Every year, about a month before summer solstice, the sun directs light toward our front door from the northwest.  It lasts about two months before the inexorable tilt of the earth pulls the light shafts away for another year.   The refraction of its rays through the chariots of fire stained glass has a mystical feel, the light dancing like flames.  Each year this is a welcome reminder of another year of earth-time we’ve been given.

Light is fascinating, its spectrum far beyond what we are able to visually comprehend.  A pool of sunlight on a winter’s day invites basking.    In summer, we watch the beams dapple through the leaves of the trees, light and shadows forever shifting in the breeze, or sparkling on a lake.  A favourite spot for morning quiet time is the kitchen table, as I watch the sun begin its day’s journey in the east.  The ever-changing colours when the sun sets at days’ end calls me to vigil with the evening sky, riveted by the spectacle.  Through the night, the moon dangles in the sky like a pendant, stars twinkle like jewels against the black-velvety backdrop.

Rachel Naomi Remen writes of the time when she was a young volunteer in a nursing home, sent to entertain a very old woman with senile dementia,  Finally giving up on interesting her in any activity, Rachel just sat quietly with her as she looked out the window.  But before she left, her curiosity compelled her to ask the old woman what she was looking at.  “Slowly, she turned toward me and I could see her face for the first time..  It was radiant.  In a voice filled with joy she said, “Why, child, I am looking at the Light.”

Light was created by God, both the sun and other heavenly bodies that he caused to reflect it.  In response to the greater Light, human beings can also be light bearers, carrying a spark of the Divine.  In worship, we light a candle when we open God’s Word, symbolizing the light that it kindles in our souls.   As God called forth light on the first day of creation, so he speaks it into our darkness and chaos.

Our vocabulary is full of light’s reflections.  A person can light up a room.  We can be enlightened so that we can see the bigger picture.   We reflect on our experiences.  We use the picture of a lightbulb for the eureka moment, the spark of an idea.   We can let our light shine, turn on our “heart light.”  At my grandfather’s funeral, the officiating minister remarked that though our Opa had become blind, when he turned his sight inward he found beauty inside his soul.  If we let it, a light can increasingly glow through our frailties.

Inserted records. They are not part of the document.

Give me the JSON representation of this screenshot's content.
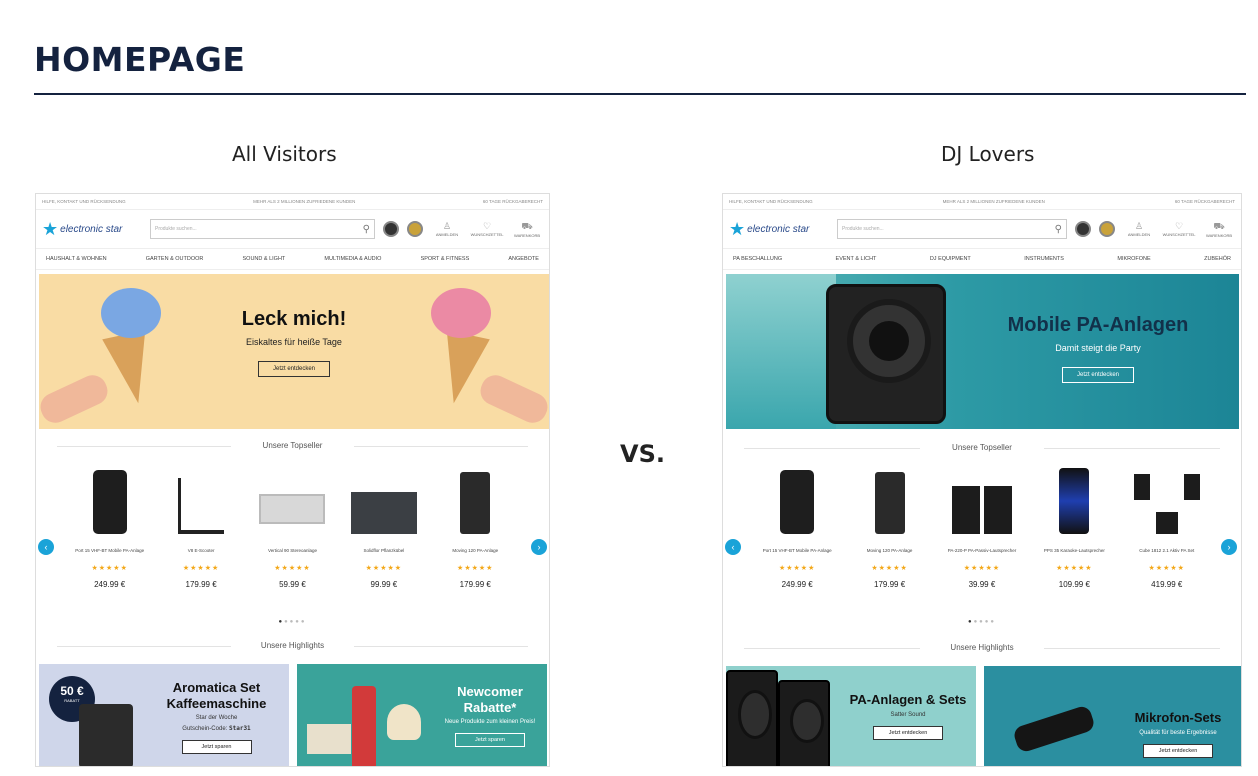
{
  "title": "HOMEPAGE",
  "vs": "VS.",
  "shared": {
    "topbar_left": "HILFE, KONTAKT UND RÜCKSENDUNG",
    "topbar_center": "MEHR ALS 2 MILLIONEN ZUFRIEDENE KUNDEN",
    "topbar_right": "60 TAGE RÜCKGABERECHT",
    "logo": "electronic star",
    "search_placeholder": "Produkte suchen...",
    "icon_login": "ANMELDEN",
    "icon_wishlist": "WUNSCHZETTEL",
    "icon_cart": "WARENKORB",
    "topseller": "Unsere Topseller",
    "highlights": "Unsere Highlights",
    "stars": "★★★★★"
  },
  "left": {
    "heading": "All Visitors",
    "nav": [
      "HAUSHALT & WOHNEN",
      "GARTEN & OUTDOOR",
      "SOUND & LIGHT",
      "MULTIMEDIA & AUDIO",
      "SPORT & FITNESS",
      "ANGEBOTE"
    ],
    "hero": {
      "title": "Leck mich!",
      "subtitle": "Eiskaltes für heiße Tage",
      "button": "Jetzt entdecken"
    },
    "products": [
      {
        "name": "Port 15 VHF-BT Mobile PA-Anlage",
        "price": "249.99 €"
      },
      {
        "name": "V8 E-Scooter",
        "price": "179.99 €"
      },
      {
        "name": "Vertical 90 Stereoanlage",
        "price": "59.99 €"
      },
      {
        "name": "Solidflor Pflanzkübel",
        "price": "99.99 €"
      },
      {
        "name": "Moving 120 PA-Anlage",
        "price": "179.99 €"
      }
    ],
    "tile1": {
      "badge": "50 €",
      "badge_sub": "RABATT",
      "title": "Aromatica Set Kaffeemaschine",
      "subtitle": "Star der Woche",
      "code_label": "Gutschein-Code:",
      "code": "Star31",
      "button": "Jetzt sparen"
    },
    "tile2": {
      "title": "Newcomer Rabatte*",
      "subtitle": "Neue Produkte zum kleinen Preis!",
      "button": "Jetzt sparen"
    }
  },
  "right": {
    "heading": "DJ Lovers",
    "nav": [
      "PA BESCHALLUNG",
      "EVENT & LICHT",
      "DJ EQUIPMENT",
      "INSTRUMENTS",
      "MIKROFONE",
      "ZUBEHÖR"
    ],
    "hero": {
      "title": "Mobile PA-Anlagen",
      "subtitle": "Damit steigt die Party",
      "button": "Jetzt entdecken"
    },
    "products": [
      {
        "name": "Port 15 VHF-BT Mobile PA-Anlage",
        "price": "249.99 €"
      },
      {
        "name": "Moving 120 PA-Anlage",
        "price": "179.99 €"
      },
      {
        "name": "PA-220-P PA-Passiv-Lautsprecher",
        "price": "39.99 €"
      },
      {
        "name": "PPS 35 Karaoke-Lautsprecher",
        "price": "109.99 €"
      },
      {
        "name": "Cube 1812 2.1 Aktiv PA Set",
        "price": "419.99 €"
      }
    ],
    "tile1": {
      "title": "PA-Anlagen & Sets",
      "subtitle": "Satter Sound",
      "button": "Jetzt entdecken"
    },
    "tile2": {
      "title": "Mikrofon-Sets",
      "subtitle": "Qualität für beste Ergebnisse",
      "button": "Jetzt entdecken"
    }
  },
  "colors": {
    "navy": "#14223f",
    "accent": "#1aa3d8",
    "star": "#f3a81a",
    "hero_left": "#f9dca4",
    "hero_right": "#2d9aa5"
  }
}
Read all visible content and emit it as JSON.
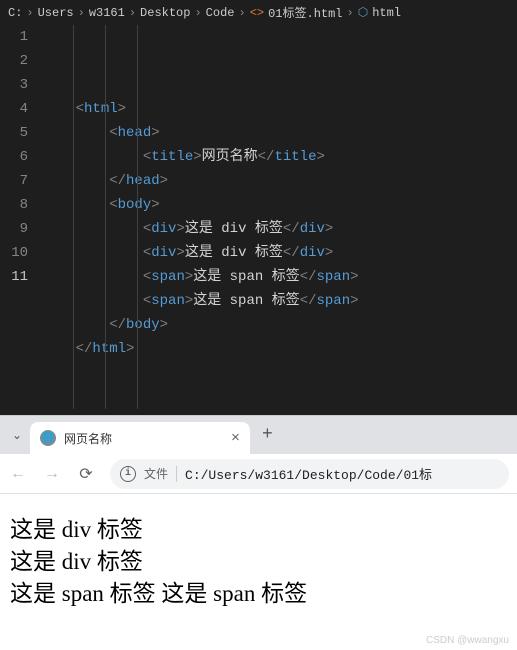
{
  "breadcrumb": {
    "parts": [
      "C:",
      "Users",
      "w3161",
      "Desktop",
      "Code"
    ],
    "file": "01标签.html",
    "element": "html"
  },
  "code": {
    "lines": [
      {
        "n": "1",
        "indent": 0,
        "open": "html",
        "close": "",
        "text": ""
      },
      {
        "n": "2",
        "indent": 1,
        "open": "head",
        "close": "",
        "text": ""
      },
      {
        "n": "3",
        "indent": 2,
        "open": "title",
        "close": "title",
        "text": "网页名称"
      },
      {
        "n": "4",
        "indent": 1,
        "open": "",
        "close": "head",
        "text": ""
      },
      {
        "n": "5",
        "indent": 1,
        "open": "body",
        "close": "",
        "text": ""
      },
      {
        "n": "6",
        "indent": 2,
        "open": "div",
        "close": "div",
        "text": "这是 div 标签"
      },
      {
        "n": "7",
        "indent": 2,
        "open": "div",
        "close": "div",
        "text": "这是 div 标签"
      },
      {
        "n": "8",
        "indent": 2,
        "open": "span",
        "close": "span",
        "text": "这是 span 标签"
      },
      {
        "n": "9",
        "indent": 2,
        "open": "span",
        "close": "span",
        "text": "这是 span 标签"
      },
      {
        "n": "10",
        "indent": 1,
        "open": "",
        "close": "body",
        "text": ""
      },
      {
        "n": "11",
        "indent": 0,
        "open": "",
        "close": "html",
        "text": ""
      }
    ],
    "current_line": 11
  },
  "browser": {
    "tab_title": "网页名称",
    "file_label": "文件",
    "url": "C:/Users/w3161/Desktop/Code/01标"
  },
  "page": {
    "line1": "这是 div 标签",
    "line2": "这是 div 标签",
    "span1": "这是 span 标签",
    "span2": "这是 span 标签"
  },
  "watermark": "CSDN @wwangxu"
}
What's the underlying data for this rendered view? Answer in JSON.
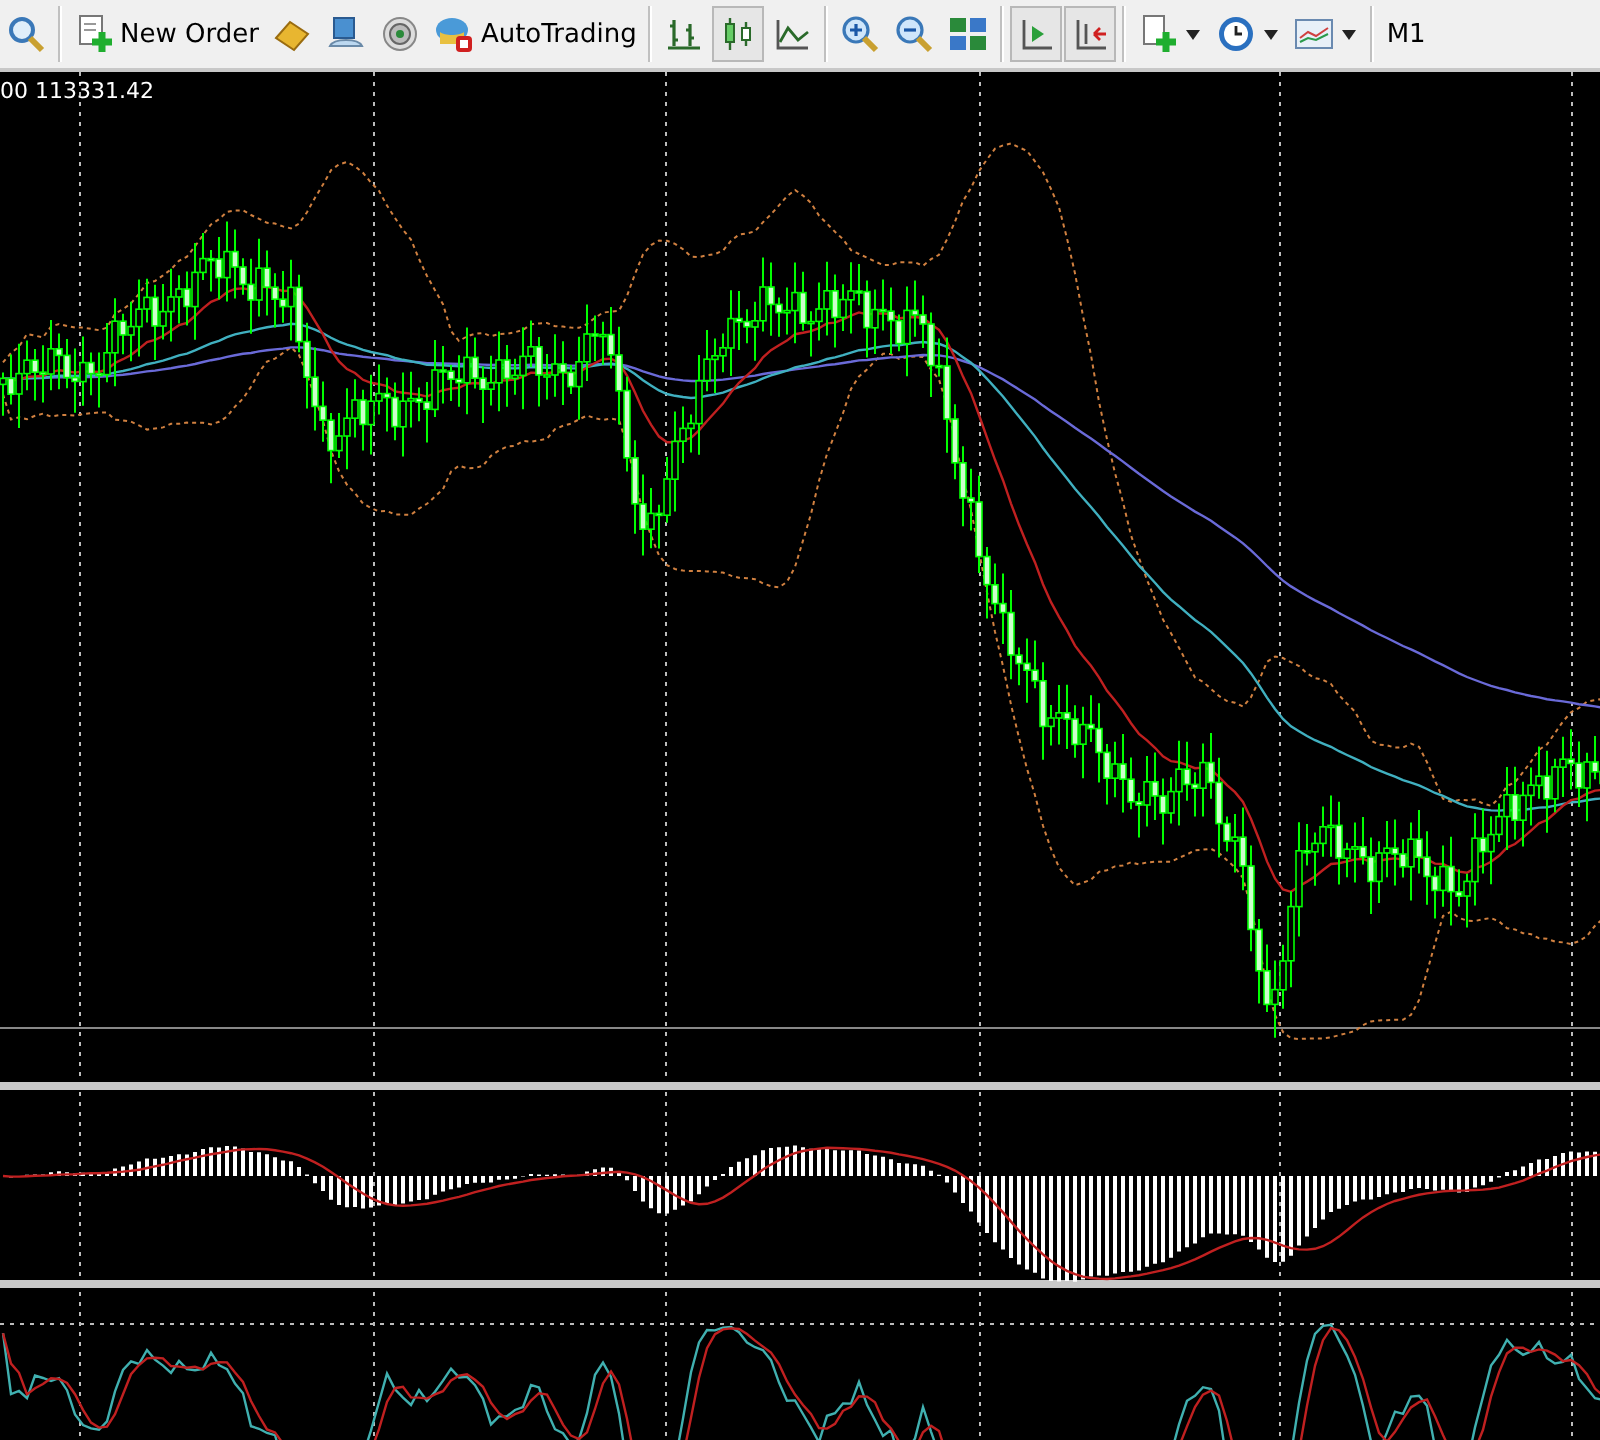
{
  "toolbar": {
    "new_order": {
      "label": "New Order"
    },
    "autotrading": {
      "label": "AutoTrading"
    },
    "chart_types": [
      {
        "selected": false
      },
      {
        "selected": true
      },
      {
        "selected": false
      }
    ],
    "autoscroll": {
      "pressed": true
    },
    "chart_shift": {
      "pressed": true
    },
    "timeframe": {
      "label": "M1"
    }
  },
  "chart": {
    "header": "00 113331.42"
  }
}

“Frodo (from Lord of the Rings) has no superficially heroic dimensions.  He simply goes on from one day to the next, through despair and beyond it, and as he goes, Sam sees a kind of light growing within his master.”   Helen Luke

The Irish poet Patrick Kavanagh expresses his desire that the young view light, not only in creation, but also follow that lit pathway to see God.  His poem is called  “The Child.”

“Child, there is a light somewhere
Under a star
Sometime, it will be for you
A window that looks
Inward to God.”